The month of December, for most people, means the end of the calendar year, the start of shorter days and colder nights, and perhaps most importantly, Christmas. Even for people like me who don't celebrate Christmas, it's impossible to live in the Western world and miss the glittering lights, festive trees, and Santa Clauses rounding every corner of the city. Still, we know that other important things happen around the world during this time. From UFO sightings and lunar orbits to historic moments of wartime, the "most wonderful time of the year" has seen it all. Get the facts on 10 famous (and sometimes weird) historical events that fell on Christmas Eve.
On Dec. 24, 1814, the United States and Great Britain sat down to sign the treaty which would end the War of 1812 in a draw, restoring relations between the two countries. However, due to the lack of telecommunication at that time, it took weeks for news of the negotiations to reach the U.S., and the treaty itself didn't come into effect until February, when the U.S. Senate ratified it.
Approximately two-thirds of the Library of Congress' 55,000 volumes were burned in a fire that ravaged the library in Washington, D.C. Most of Thomas Jefferson's personal library, sold to the institution in 1815, was included in the loss.

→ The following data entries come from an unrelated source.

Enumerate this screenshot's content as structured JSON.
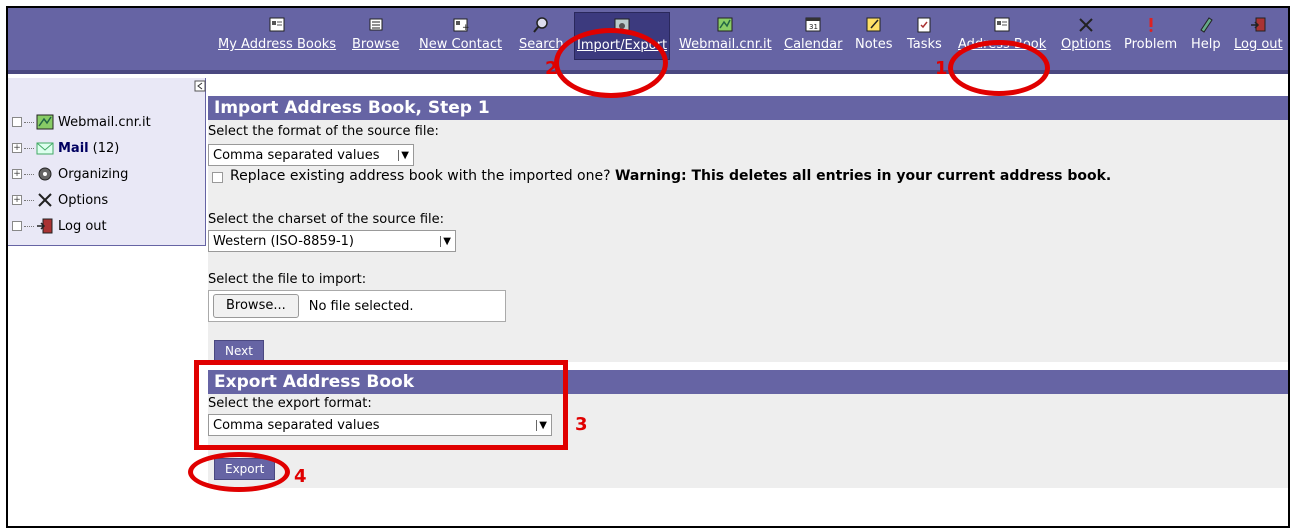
{
  "toolbar": {
    "items": [
      {
        "label": "My Address Books",
        "icon": "address-book-icon"
      },
      {
        "label": "Browse",
        "icon": "browse-icon"
      },
      {
        "label": "New Contact",
        "icon": "new-contact-icon"
      },
      {
        "label": "Search",
        "icon": "search-icon"
      },
      {
        "label": "Import/Export",
        "icon": "import-export-icon"
      },
      {
        "label": "Webmail.cnr.it",
        "icon": "webmail-icon"
      },
      {
        "label": "Calendar",
        "icon": "calendar-icon"
      },
      {
        "label": "Notes",
        "icon": "notes-icon"
      },
      {
        "label": "Tasks",
        "icon": "tasks-icon"
      },
      {
        "label": "Address Book",
        "icon": "address-book-icon"
      },
      {
        "label": "Options",
        "icon": "options-icon"
      },
      {
        "label": "Problem",
        "icon": "problem-icon"
      },
      {
        "label": "Help",
        "icon": "help-icon"
      },
      {
        "label": "Log out",
        "icon": "logout-icon"
      }
    ]
  },
  "sidebar": {
    "items": [
      {
        "label": "Webmail.cnr.it",
        "expand": "",
        "bold": false,
        "count": ""
      },
      {
        "label": "Mail",
        "expand": "+",
        "bold": true,
        "count": "(12)"
      },
      {
        "label": "Organizing",
        "expand": "+",
        "bold": false,
        "count": ""
      },
      {
        "label": "Options",
        "expand": "+",
        "bold": false,
        "count": ""
      },
      {
        "label": "Log out",
        "expand": "",
        "bold": false,
        "count": ""
      }
    ]
  },
  "import": {
    "title": "Import Address Book, Step 1",
    "format_label": "Select the format of the source file:",
    "format_value": "Comma separated values",
    "replace_label": "Replace existing address book with the imported one?",
    "replace_warning": "Warning: This deletes all entries in your current address book.",
    "charset_label": "Select the charset of the source file:",
    "charset_value": "Western (ISO-8859-1)",
    "file_label": "Select the file to import:",
    "browse_label": "Browse...",
    "file_status": "No file selected.",
    "next_label": "Next"
  },
  "export": {
    "title": "Export Address Book",
    "format_label": "Select the export format:",
    "format_value": "Comma separated values",
    "export_label": "Export"
  },
  "annotations": {
    "n1": "1",
    "n2": "2",
    "n3": "3",
    "n4": "4",
    "color": "#e00000"
  },
  "colors": {
    "header": "#6664a4",
    "sidebar_bg": "#e9e8f6",
    "section_bg": "#eeeeee"
  }
}
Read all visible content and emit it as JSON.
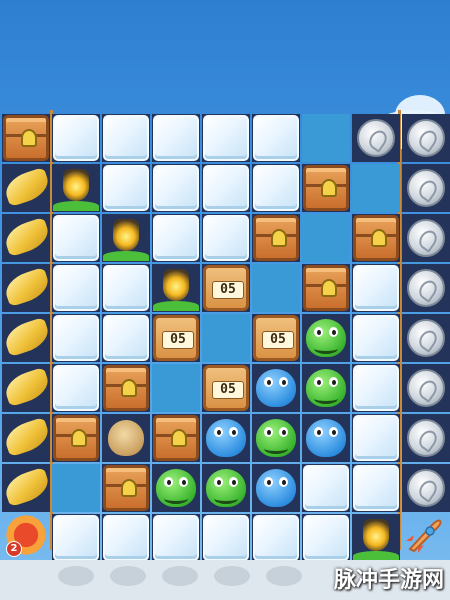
{
  "game": {
    "columns": 9,
    "rows": 9,
    "column_types": {
      "0": "banana-column",
      "8": "coin-column"
    },
    "grid": [
      [
        "chest",
        "ice",
        "ice",
        "ice",
        "ice",
        "ice",
        "water",
        "coin",
        "coin"
      ],
      [
        "banana",
        "lantern",
        "ice",
        "ice",
        "ice",
        "ice",
        "chest",
        "water",
        "coin"
      ],
      [
        "banana",
        "ice",
        "lantern",
        "ice",
        "ice",
        "chest",
        "water",
        "chest",
        "coin"
      ],
      [
        "banana",
        "ice",
        "ice",
        "lantern",
        "counter",
        "water",
        "chest",
        "ice",
        "coin"
      ],
      [
        "banana",
        "ice",
        "ice",
        "counter",
        "water",
        "counter",
        "green",
        "ice",
        "coin"
      ],
      [
        "banana",
        "ice",
        "chest",
        "water",
        "counter",
        "blue",
        "green",
        "ice",
        "coin"
      ],
      [
        "banana",
        "chest",
        "nut",
        "chest",
        "blue",
        "green",
        "blue",
        "ice",
        "coin"
      ],
      [
        "banana",
        "water",
        "chest",
        "green",
        "green",
        "blue",
        "ice",
        "ice",
        "coin"
      ],
      [
        "sunflower",
        "ice",
        "ice",
        "ice",
        "ice",
        "ice",
        "ice",
        "lantern",
        "rocket"
      ]
    ],
    "counters": [
      {
        "row": 3,
        "col": 4,
        "value": "05"
      },
      {
        "row": 4,
        "col": 3,
        "value": "05"
      },
      {
        "row": 4,
        "col": 5,
        "value": "05"
      },
      {
        "row": 5,
        "col": 4,
        "value": "05"
      }
    ],
    "sunflower_badge": "2",
    "icons": {
      "banana": "banana-icon",
      "coin": "silver-coin-icon",
      "chest": "treasure-chest-icon",
      "lantern": "glowing-jar-icon",
      "blue": "blue-hippo-icon",
      "green": "green-frog-icon",
      "nut": "nut-icon",
      "sunflower": "sunflower-icon",
      "rocket": "rocket-icon"
    }
  },
  "watermark": "脉冲手游网",
  "colors": {
    "sky": "#3f93e0",
    "board": "#23335a",
    "ice": "#e9f5ff",
    "chest": "#c96f2d"
  }
}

A group of Confederate veterans got together in Pulaski, Tennesse, to form a secret society: the Ku Klux Klan. The organization quickly went from being a secret social fraternity to a paramilitary group, with the goal of reversing the federal government's progressive policies — especially those that increased the rights of the African-American population.
In a surprising manifestation of the Christmas spirit, scores of German, British, and French troops laid down their arms and initiated a holiday ceasefire on the western front. The soldiers shared cigarettes and whiskey, and some even exchanged presents with men they had been at war with just hours earlier.

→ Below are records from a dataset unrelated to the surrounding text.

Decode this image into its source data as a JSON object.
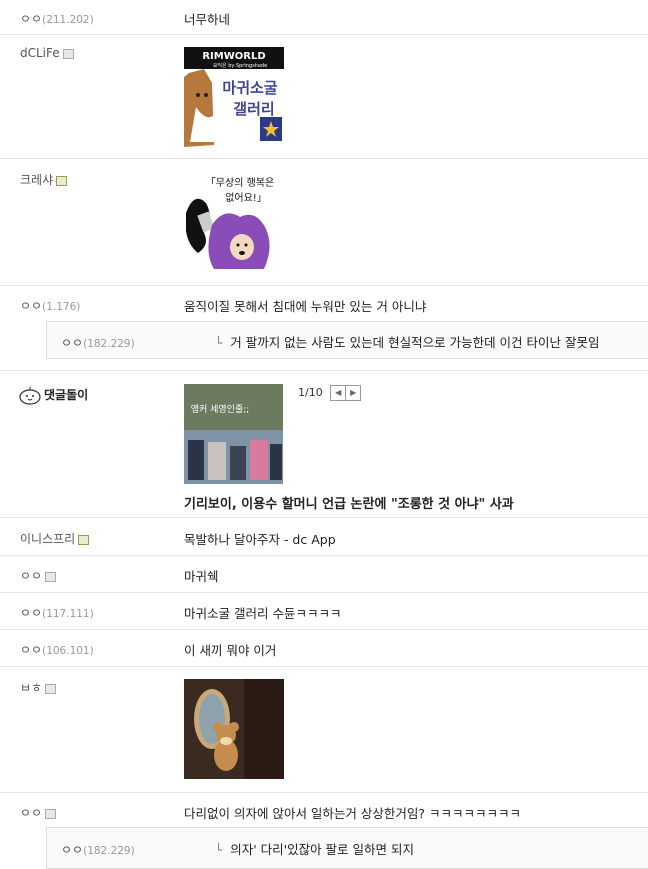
{
  "comments": [
    {
      "nick": "ㅇㅇ",
      "ip": "(211.202)",
      "text": "너무하네"
    },
    {
      "nick": "dCLiFe",
      "image_caption": "RIMWORLD",
      "image_sub": "요익은 by Springshade",
      "image_text1": "마귀소굴",
      "image_text2": "갤러리"
    },
    {
      "nick": "크레샤",
      "image_text1": "「무상의 행복은",
      "image_text2": "없어요!」"
    },
    {
      "nick": "ㅇㅇ",
      "ip": "(1.176)",
      "text": "움직이질 못해서 침대에 누워만 있는 거 아니냐"
    },
    {
      "nick": "ㅇㅇ",
      "ip": "(182.229)",
      "text": "거 팔까지 없는 사람도 있는데 현실적으로 가능한데 이건 타이난 잘못임"
    },
    {
      "nick": "댓글돌이",
      "pager": "1/10",
      "thumb_text": "앵커 세영인줄;;",
      "news_title": "기리보이, 이용수 할머니 언급 논란에 \"조롱한 것 아냐\" 사과"
    },
    {
      "nick": "이니스프리",
      "text": "목발하나 달아주자 - dc App"
    },
    {
      "nick": "ㅇㅇ",
      "text": "마귀쉑"
    },
    {
      "nick": "ㅇㅇ",
      "ip": "(117.111)",
      "text": "마귀소굴 갤러리 수듄ㅋㅋㅋㅋ"
    },
    {
      "nick": "ㅇㅇ",
      "ip": "(106.101)",
      "text": "이 새끼 뭐야 이거"
    },
    {
      "nick": "ㅂㅎ"
    },
    {
      "nick": "ㅇㅇ",
      "text": "다리없이 의자에 앉아서 일하는거 상상한거임? ㅋㅋㅋㅋㅋㅋㅋㅋ"
    },
    {
      "nick": "ㅇㅇ",
      "ip": "(182.229)",
      "text": "의자' 다리'있잖아 팔로 일하면 되지"
    }
  ],
  "icons": {
    "reply_arrow": "└",
    "prev": "◀",
    "next": "▶"
  },
  "colors": {
    "accent": "#3b4890",
    "ip": "#999999"
  }
}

After World War II and Italy's defeat, the question of what to do with Libya — which fell to the Italians in 1911 — arose. The British thought about dividing the country into three spheres of influence, each controlled by the British, the Italians, and the French. Arab nationalists objected, however, and the UN instead decided to create an independent state of Libya.
Libya wasn't the only country to gain its independence on Christmas Eve; just a few years later, Laos gained its independence from France. In 1893, France gained control of the region, making it a French protectorate, and France granted independence to Laos during the Geneva Conference of 1954.
Astronauts Frank Borman, James A. Lovell Jr., and William A. Anders orbited the moon during the Apollo 8 mission, becoming the first humans to do so. They performed 10 orbits, and the live TV broadcast became one of the most-watched programs in history.
Although the U.S. is the most recent country to have put boots on the ground in Afghanistan, in 1979, under the pretext of upholding the Soviet-Afghan Treaty, the Soviets invaded the country. The impact of the invasion was profound, as the country subsequently became a breeding ground for terrorism.
Witnesses first reported sightings of unexplained lights and the alleged landing of an aircraft in Rendlesham Forest, Suffolk, England. According to dozens of eyewitnesses, there were a number of unexplained events that took place over the course of three days, making it the most famous UFO event in Britain.
The Senate passed a historic $871 billion health care reform bill in a 60-39, party-line vote after months of heated debate. The reform, arguably President Barack Obama’s top domestic priority, is the biggest and most dramatic of its kind and is expected to extend insurance coverage to an additional 30 million Americans.